I’ll be the first to admit that I carry a lot of stuff. But I manage to carry it all without looking like Batman. I carry my Glock in an appendix style inside-the-waistband holster. My wallet, Glock spare mag, and flash light go in my left front pocket. My knife and tactical pen are clipped to the top of my right front pocket while my keys sit inside that same pocket. The med kit goes into either rear hip pocket. That leaves me with one jeans pocket left open (three or more if I’m wearing cargo pants) for somewhere to quickly put something when I need a free hand.
By keeping that simple mantra in mind, I manage to carry the tools that I may need with me practically everywhere I go. In doing so I believe I’m better prepared for most curveballs, slings and arrows, or shenanigans from that mischievous guy by the name of Murphy that might come my way. Are you???
NATE M — PRIMARY ARMS ASSOCIATE BUYER
My EDC set up is pretty simple, I focus on personal defense and add some things that are useful to me in most of my every-day situations.
First off, my knife. Everyone can make use of a good blade every single day, and when it comes to knives, you get what you pay for. Benchmade knives, and specifically the 943, are widely known as EDC essentials. It’s the best EDC knife for easy carry, and the clip-point blade is useful for more than just cutting things (although it does that very well). I use the spine of the blade as an improvised pry tool or screwdriver all the time. The only thing I use more often is my EDC flashlight…
For my light, I carry an older SureFire E2D Defender. Whether I’m looking under the hood of my jeep or looking in a gear box for something I need, my motto is “have more light, see more things”. This Surefire has 1,000 Lumens of output, a good hotspot, and a useful high/low setting for flexible options. For the power, it’s small and lightweight, and on the high setting it’ll run constantly for almost 3 hours using 123A batteries.
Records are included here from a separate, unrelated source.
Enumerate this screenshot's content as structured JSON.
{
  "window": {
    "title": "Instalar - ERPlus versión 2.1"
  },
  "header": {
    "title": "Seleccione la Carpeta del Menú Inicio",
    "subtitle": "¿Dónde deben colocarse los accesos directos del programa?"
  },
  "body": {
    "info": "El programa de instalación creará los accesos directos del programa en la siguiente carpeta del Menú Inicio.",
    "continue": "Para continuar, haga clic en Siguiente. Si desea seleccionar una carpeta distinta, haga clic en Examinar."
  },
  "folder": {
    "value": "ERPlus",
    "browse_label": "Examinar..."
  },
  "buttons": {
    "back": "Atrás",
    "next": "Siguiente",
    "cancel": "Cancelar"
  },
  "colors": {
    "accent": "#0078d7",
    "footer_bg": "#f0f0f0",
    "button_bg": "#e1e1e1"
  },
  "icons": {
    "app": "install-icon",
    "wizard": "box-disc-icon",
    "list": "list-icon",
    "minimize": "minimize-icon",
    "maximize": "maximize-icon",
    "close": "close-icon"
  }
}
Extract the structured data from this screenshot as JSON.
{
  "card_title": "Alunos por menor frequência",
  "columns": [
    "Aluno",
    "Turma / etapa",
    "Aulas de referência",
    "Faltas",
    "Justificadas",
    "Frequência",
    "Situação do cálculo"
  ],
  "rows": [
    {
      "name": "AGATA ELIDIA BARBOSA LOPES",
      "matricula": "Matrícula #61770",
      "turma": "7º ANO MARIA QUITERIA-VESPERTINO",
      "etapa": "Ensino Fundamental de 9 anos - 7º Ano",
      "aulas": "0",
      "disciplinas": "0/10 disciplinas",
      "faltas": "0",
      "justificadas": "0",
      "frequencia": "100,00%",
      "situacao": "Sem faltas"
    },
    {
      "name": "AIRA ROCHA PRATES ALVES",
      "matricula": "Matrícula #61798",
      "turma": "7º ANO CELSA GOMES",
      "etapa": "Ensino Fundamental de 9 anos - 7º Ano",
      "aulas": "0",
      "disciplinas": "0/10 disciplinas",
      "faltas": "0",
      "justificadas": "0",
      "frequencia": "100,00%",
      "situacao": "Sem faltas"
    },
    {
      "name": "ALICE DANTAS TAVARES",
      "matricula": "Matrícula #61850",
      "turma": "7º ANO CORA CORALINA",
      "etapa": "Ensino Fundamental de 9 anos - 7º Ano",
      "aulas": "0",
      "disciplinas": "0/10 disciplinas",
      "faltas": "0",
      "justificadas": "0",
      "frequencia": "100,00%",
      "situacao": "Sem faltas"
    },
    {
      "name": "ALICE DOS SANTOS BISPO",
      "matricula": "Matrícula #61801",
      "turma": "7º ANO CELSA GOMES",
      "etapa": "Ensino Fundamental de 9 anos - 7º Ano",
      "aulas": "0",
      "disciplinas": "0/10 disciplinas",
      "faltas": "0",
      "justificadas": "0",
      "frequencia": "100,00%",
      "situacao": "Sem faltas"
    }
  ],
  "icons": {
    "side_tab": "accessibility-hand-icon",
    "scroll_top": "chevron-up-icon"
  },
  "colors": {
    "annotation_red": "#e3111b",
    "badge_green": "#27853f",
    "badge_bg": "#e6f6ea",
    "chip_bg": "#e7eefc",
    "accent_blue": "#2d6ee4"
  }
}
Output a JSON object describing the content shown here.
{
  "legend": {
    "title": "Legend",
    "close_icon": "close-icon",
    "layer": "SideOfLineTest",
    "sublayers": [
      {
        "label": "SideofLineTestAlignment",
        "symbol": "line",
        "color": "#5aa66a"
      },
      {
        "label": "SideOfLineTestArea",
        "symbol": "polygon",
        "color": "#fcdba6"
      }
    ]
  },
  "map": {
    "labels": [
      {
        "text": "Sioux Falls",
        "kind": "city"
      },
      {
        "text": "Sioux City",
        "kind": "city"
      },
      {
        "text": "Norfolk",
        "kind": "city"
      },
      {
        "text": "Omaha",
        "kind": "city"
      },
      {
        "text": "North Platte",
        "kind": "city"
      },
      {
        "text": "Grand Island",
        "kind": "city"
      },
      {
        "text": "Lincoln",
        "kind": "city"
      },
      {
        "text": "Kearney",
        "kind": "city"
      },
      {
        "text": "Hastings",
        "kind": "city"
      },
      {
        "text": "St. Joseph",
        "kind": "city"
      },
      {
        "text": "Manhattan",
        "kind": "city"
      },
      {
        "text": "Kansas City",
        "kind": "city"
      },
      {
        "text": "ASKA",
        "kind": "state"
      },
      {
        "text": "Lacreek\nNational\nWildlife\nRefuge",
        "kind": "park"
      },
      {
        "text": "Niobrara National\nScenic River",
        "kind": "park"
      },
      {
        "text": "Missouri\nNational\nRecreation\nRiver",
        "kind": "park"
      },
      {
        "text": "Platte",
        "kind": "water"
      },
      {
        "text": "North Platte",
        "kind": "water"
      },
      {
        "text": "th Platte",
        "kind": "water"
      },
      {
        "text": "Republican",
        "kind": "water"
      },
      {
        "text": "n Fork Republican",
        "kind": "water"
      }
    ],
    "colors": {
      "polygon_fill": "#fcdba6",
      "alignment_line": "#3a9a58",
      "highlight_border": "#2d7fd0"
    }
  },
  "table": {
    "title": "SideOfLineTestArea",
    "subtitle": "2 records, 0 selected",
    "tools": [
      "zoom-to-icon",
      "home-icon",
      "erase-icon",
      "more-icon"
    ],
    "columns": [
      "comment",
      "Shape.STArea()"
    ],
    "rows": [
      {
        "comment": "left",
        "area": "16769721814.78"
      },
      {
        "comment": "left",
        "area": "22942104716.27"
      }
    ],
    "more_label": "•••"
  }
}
My EDC pistol is a Gen4 Glock 19. To me, the G19 is the best EDC gun out there. Compact enough to conceal, large enough to be shootable, with the reliability and capacity you want in an every-day carry firearm. If I need more ammo, though, I have it in a spare mag for a total of 31 rounds of Federal HST 147g defense ammo, because you can never forget about the one in the chamber.
Riding on my pistol is a SureFire XC1 weapon light. I like this light because it packs 300 Lumens in a compact size that doesn’t extend beyond the muzzle of the compact G19. The low-profile light takes AAA batteries too, so I can always have those on hand for cheap. I keep my EDC pistol in a G-Code INCOG shadow eclipse holster, which is an IWB holster with “tactical fuzz” for comfortable carry inside the waistband. It’s a kydex design, so the retention is good, and the clip design keeps it close to the body.
Rounding out the few items I carry on me every day are my wallet, watch, keys and phone. My wallet is nothing special, just a leather billfold, but I keep it on me so I can buy more gun stuff. Naturally. My watch is a Suunto Core watch, which is very reliable and keeps me on time for things, usually. On my key ring, I keep a small Surefire back-up flashlight, just in case, and a bottle opener for happy hour after work. Lastly, my phone is an iPhone in a LifeProof case, so it’s always safe.
Carrying certain items with you at all times is a good place to start, but anything you carry is only going to serve you well if you train to use it effectively. That’s not just regarding a firearm, either. Carrying common first aid items like a tourniquet could save someone’s life, but only if you know how to use it properly. So, don’t just carry the items, educate yourself on how to use them responsibly and properly.